Problem statement:
Below are some records. Copy every line in them that holds "localhost".

★ ★ ★

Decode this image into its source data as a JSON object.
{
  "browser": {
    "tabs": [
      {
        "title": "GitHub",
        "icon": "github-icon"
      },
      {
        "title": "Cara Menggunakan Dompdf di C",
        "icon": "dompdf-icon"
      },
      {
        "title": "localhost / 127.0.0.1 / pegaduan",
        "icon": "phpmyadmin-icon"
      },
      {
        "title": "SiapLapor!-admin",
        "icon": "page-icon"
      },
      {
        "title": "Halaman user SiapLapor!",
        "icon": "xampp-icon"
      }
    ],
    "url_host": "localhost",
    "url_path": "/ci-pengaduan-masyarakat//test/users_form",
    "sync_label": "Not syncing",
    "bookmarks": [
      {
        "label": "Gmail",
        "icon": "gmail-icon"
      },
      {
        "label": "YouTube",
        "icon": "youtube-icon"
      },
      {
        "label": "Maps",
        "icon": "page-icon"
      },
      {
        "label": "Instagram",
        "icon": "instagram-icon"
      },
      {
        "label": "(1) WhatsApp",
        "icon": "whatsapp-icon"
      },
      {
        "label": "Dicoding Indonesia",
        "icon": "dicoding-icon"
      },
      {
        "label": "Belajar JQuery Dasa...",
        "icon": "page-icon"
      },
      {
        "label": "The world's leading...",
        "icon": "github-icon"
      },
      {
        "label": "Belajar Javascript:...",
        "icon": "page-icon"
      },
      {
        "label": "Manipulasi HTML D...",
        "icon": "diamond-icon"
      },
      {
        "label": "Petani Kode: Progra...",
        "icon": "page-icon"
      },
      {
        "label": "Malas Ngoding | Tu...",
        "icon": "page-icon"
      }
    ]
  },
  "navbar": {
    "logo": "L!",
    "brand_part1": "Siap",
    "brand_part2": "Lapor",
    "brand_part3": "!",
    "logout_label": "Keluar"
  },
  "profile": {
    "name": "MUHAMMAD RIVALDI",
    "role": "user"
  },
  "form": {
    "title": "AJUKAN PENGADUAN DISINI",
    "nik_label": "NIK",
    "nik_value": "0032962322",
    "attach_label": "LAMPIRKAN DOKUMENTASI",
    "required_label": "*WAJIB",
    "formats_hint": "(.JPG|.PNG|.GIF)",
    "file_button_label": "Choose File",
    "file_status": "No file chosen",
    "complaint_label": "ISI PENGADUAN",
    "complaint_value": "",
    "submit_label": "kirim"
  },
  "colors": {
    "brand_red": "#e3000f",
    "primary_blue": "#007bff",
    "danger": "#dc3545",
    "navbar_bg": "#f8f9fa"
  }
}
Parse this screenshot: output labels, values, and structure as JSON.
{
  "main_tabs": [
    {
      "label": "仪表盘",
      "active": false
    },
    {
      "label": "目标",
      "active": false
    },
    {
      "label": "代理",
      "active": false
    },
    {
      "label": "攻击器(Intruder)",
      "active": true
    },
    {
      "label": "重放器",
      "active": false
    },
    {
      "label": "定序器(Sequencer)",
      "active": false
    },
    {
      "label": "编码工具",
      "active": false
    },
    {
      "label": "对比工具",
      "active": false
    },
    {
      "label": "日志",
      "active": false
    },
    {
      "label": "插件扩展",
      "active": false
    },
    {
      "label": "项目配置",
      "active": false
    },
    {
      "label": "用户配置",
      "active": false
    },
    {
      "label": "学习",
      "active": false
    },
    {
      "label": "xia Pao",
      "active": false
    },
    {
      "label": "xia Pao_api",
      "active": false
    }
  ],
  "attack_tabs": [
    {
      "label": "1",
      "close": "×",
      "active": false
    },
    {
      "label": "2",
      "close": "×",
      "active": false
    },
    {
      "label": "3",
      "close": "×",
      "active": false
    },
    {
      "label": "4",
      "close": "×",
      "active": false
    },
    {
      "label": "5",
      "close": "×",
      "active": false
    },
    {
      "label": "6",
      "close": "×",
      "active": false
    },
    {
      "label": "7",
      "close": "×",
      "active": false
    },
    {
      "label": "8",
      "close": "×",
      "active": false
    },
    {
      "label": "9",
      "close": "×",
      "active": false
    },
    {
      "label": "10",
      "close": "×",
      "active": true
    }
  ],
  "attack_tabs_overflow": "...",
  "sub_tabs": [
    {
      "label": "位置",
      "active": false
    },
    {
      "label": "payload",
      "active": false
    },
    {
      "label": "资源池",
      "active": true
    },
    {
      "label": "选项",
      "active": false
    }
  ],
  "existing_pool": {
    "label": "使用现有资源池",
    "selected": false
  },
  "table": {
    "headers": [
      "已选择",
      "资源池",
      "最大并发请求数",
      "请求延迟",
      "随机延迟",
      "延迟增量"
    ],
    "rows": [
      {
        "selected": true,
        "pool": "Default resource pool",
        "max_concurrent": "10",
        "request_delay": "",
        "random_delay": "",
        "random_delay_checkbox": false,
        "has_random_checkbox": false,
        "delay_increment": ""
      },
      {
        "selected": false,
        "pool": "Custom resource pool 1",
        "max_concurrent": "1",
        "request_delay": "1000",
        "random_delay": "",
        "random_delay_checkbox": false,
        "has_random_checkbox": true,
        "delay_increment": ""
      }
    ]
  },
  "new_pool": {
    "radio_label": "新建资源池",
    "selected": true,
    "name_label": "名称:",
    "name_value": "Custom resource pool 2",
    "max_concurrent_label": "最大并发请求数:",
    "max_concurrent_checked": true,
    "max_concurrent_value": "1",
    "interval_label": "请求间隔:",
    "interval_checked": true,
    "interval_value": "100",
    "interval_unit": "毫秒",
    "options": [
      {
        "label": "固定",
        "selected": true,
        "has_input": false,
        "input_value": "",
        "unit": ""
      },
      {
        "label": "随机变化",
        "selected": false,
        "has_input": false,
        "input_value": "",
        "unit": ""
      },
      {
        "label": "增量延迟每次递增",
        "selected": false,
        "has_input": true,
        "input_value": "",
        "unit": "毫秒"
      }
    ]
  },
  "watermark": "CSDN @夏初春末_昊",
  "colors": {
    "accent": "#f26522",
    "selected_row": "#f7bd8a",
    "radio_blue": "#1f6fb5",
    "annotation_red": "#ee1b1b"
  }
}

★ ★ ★

Task answer:
        "title": "localhost / 127.0.0.1 / pegaduan",
    "url_host": "localhost",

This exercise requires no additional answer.